**THE PROBLEM**
A single number is the answer: the count of lines in the records that hold the word "think".

+++ RECORDS FOR PROCESSING

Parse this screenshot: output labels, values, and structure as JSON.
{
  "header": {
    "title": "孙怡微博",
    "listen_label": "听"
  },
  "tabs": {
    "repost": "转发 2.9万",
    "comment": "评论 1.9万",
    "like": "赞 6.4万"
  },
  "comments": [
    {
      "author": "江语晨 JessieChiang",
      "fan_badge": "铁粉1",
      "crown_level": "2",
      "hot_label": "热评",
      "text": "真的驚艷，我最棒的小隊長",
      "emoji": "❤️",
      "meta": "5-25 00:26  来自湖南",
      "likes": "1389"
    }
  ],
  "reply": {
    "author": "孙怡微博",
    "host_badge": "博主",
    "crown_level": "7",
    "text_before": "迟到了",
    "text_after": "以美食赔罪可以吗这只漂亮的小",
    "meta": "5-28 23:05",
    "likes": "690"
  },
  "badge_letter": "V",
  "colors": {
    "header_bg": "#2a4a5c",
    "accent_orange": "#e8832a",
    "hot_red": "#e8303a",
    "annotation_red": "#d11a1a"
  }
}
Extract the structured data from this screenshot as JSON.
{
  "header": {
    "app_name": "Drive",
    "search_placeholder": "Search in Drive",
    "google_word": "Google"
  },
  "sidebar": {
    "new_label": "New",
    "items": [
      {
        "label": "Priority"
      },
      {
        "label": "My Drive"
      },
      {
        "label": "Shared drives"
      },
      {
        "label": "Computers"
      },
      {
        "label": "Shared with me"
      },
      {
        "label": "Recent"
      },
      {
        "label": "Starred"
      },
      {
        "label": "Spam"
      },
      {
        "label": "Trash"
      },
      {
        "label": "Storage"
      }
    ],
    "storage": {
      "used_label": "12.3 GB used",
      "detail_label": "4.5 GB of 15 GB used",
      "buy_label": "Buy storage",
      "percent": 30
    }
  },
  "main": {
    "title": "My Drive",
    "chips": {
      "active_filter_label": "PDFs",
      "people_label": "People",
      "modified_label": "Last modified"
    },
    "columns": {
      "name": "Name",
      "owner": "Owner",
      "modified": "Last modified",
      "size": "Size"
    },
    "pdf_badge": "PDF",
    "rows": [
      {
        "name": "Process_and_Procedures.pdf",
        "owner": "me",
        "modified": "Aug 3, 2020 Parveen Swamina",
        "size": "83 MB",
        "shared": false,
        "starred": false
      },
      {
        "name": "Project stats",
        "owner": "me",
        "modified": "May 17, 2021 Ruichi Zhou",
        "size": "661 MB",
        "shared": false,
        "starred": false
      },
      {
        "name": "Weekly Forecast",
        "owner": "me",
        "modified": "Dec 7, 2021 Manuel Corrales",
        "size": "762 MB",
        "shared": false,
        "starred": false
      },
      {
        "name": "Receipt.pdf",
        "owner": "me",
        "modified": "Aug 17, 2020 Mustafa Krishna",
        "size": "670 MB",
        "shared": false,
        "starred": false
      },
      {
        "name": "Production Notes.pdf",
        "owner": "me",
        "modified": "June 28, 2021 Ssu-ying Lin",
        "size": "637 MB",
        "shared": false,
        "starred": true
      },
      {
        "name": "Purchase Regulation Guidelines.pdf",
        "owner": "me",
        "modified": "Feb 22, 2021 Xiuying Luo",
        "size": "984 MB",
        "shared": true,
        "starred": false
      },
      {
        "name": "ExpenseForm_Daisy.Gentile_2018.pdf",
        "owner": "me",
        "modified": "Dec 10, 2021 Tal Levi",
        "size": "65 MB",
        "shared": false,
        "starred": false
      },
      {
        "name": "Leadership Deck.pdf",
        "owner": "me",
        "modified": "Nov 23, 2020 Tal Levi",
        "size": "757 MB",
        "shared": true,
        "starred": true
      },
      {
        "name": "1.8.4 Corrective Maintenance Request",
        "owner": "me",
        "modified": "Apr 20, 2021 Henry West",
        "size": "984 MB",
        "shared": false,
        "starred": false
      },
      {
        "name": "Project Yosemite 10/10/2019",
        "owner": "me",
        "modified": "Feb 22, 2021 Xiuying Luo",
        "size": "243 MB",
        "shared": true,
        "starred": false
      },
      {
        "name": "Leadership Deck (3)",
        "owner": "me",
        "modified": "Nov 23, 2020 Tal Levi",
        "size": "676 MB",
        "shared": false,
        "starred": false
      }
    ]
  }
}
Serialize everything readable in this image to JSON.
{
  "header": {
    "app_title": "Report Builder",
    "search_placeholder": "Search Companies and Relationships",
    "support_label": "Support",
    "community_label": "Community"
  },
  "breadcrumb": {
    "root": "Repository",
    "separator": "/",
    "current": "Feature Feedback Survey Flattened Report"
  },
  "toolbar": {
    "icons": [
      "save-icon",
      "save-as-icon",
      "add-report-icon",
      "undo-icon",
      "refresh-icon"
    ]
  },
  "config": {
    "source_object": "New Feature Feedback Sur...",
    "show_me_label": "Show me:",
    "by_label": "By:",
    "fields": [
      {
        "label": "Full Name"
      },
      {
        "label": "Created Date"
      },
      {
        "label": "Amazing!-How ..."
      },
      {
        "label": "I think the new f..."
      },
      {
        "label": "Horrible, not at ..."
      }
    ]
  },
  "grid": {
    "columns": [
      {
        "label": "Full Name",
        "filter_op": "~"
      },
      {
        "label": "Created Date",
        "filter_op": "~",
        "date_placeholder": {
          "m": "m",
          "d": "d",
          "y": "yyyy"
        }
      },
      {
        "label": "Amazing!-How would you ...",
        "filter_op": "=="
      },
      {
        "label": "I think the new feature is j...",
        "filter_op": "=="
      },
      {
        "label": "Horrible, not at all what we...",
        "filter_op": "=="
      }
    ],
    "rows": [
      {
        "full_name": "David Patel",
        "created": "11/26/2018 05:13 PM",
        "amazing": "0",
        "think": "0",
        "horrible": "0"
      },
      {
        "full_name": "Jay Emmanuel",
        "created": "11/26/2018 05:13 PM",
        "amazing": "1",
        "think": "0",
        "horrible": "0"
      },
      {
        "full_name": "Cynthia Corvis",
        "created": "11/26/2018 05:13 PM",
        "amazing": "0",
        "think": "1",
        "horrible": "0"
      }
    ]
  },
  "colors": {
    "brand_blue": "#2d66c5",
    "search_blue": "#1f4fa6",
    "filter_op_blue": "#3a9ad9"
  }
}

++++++

**EXERCISE RESPONSE**
5